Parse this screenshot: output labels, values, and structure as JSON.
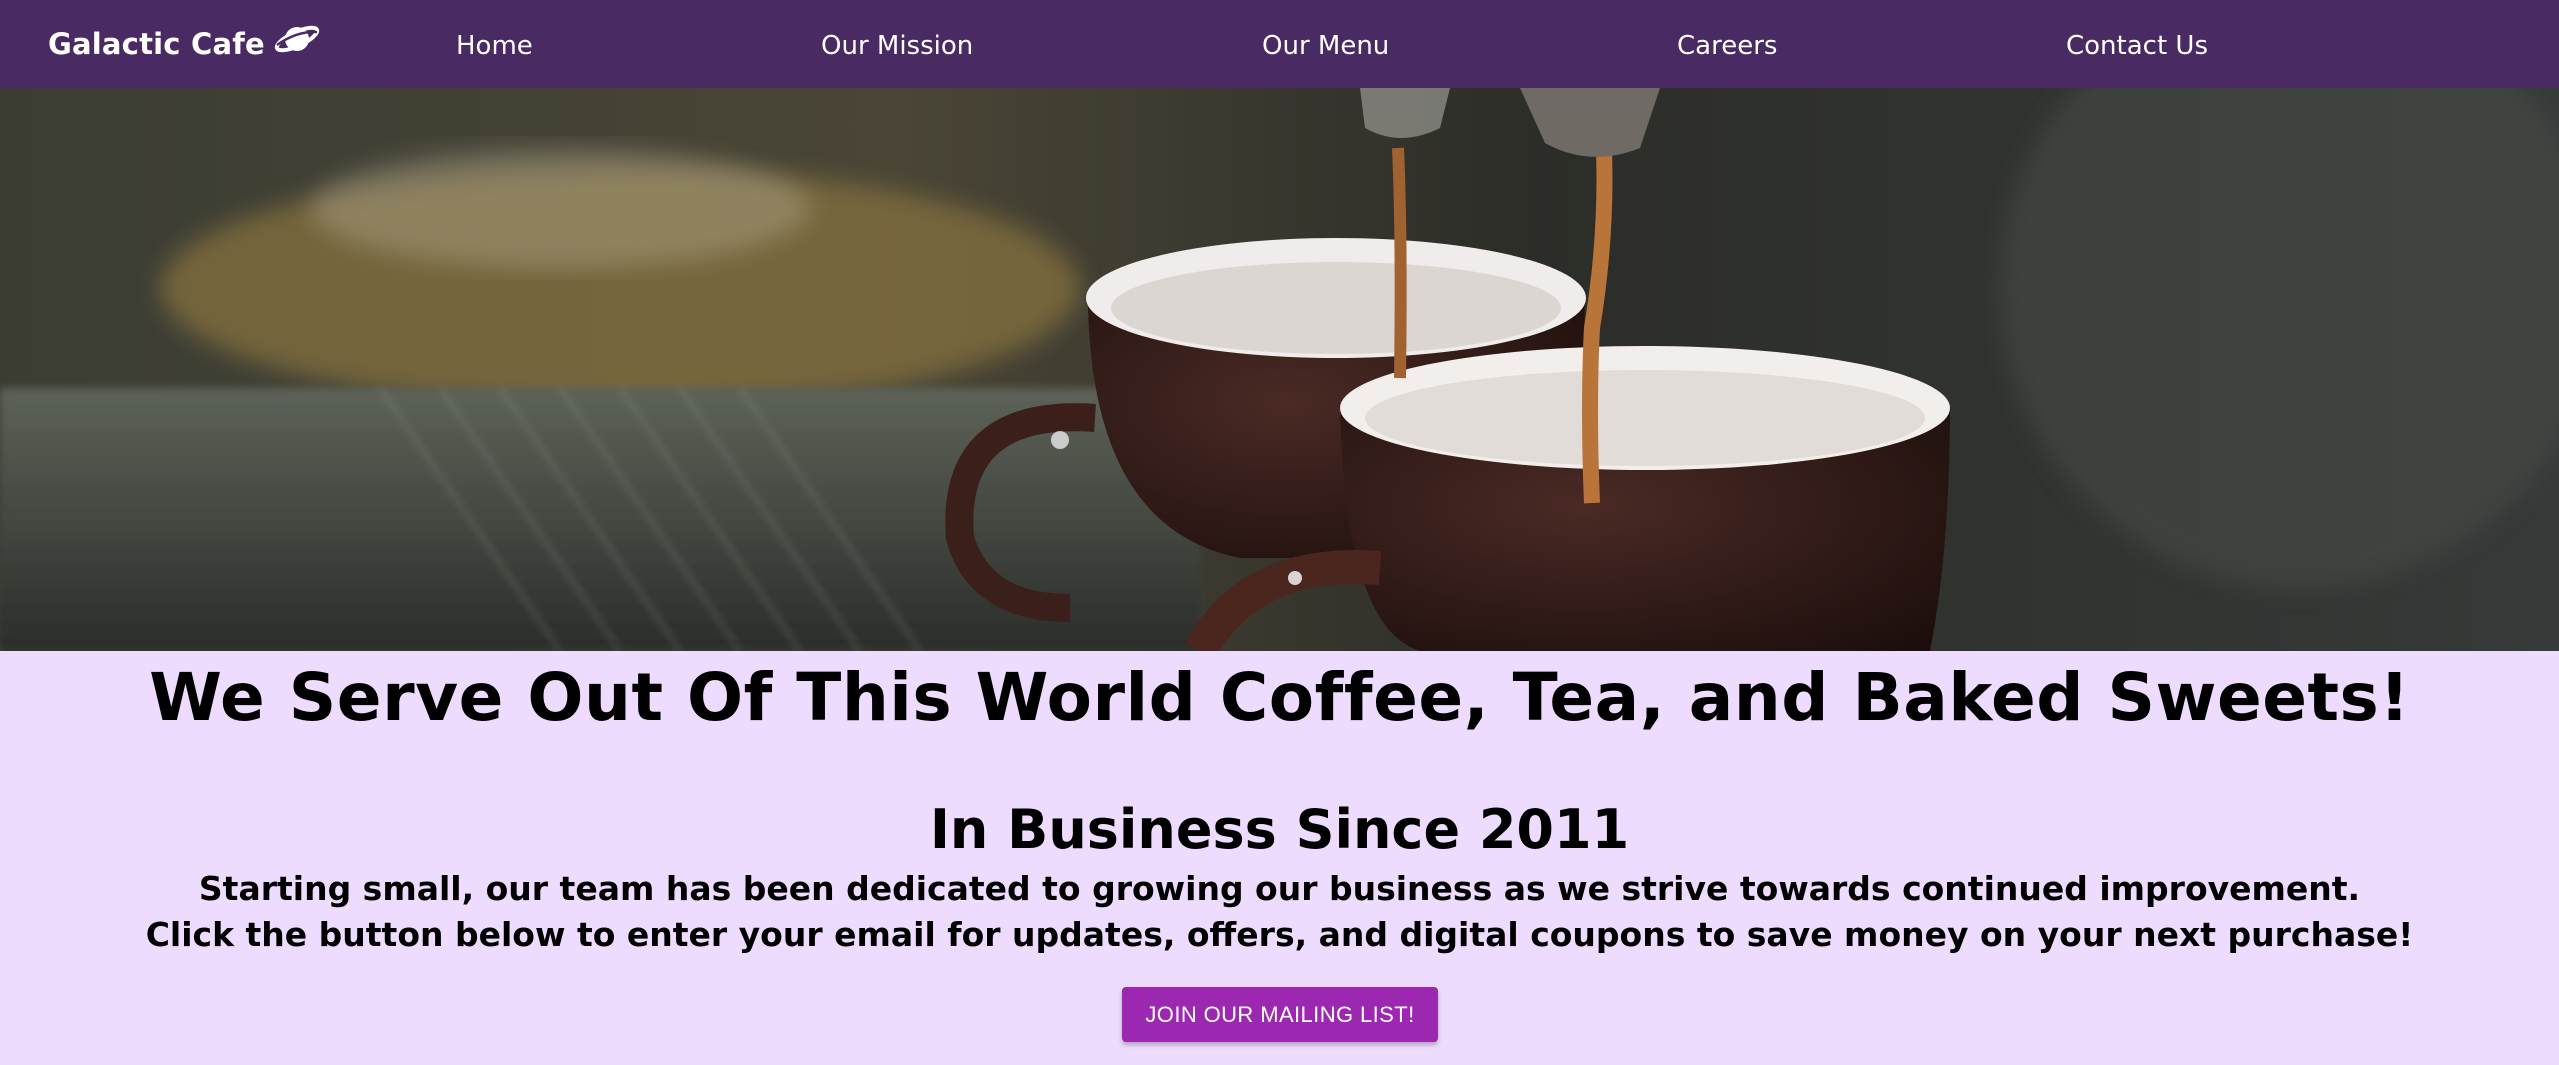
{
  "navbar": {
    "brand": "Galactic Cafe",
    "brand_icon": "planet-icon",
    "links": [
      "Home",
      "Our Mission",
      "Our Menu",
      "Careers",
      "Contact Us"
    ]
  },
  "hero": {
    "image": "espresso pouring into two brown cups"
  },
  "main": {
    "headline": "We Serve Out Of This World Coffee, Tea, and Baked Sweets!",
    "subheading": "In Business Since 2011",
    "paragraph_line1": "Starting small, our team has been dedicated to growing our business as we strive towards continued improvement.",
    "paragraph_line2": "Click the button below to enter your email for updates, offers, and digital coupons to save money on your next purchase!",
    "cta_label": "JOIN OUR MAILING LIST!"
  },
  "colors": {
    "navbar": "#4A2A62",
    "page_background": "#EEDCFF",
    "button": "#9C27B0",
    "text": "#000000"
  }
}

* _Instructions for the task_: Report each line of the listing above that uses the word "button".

* _Answer to this problem_:
    "paragraph_line2": "Click the button below to enter your email for updates, offers, and digital coupons to save money on your next purchase!",
    "button": "#9C27B0",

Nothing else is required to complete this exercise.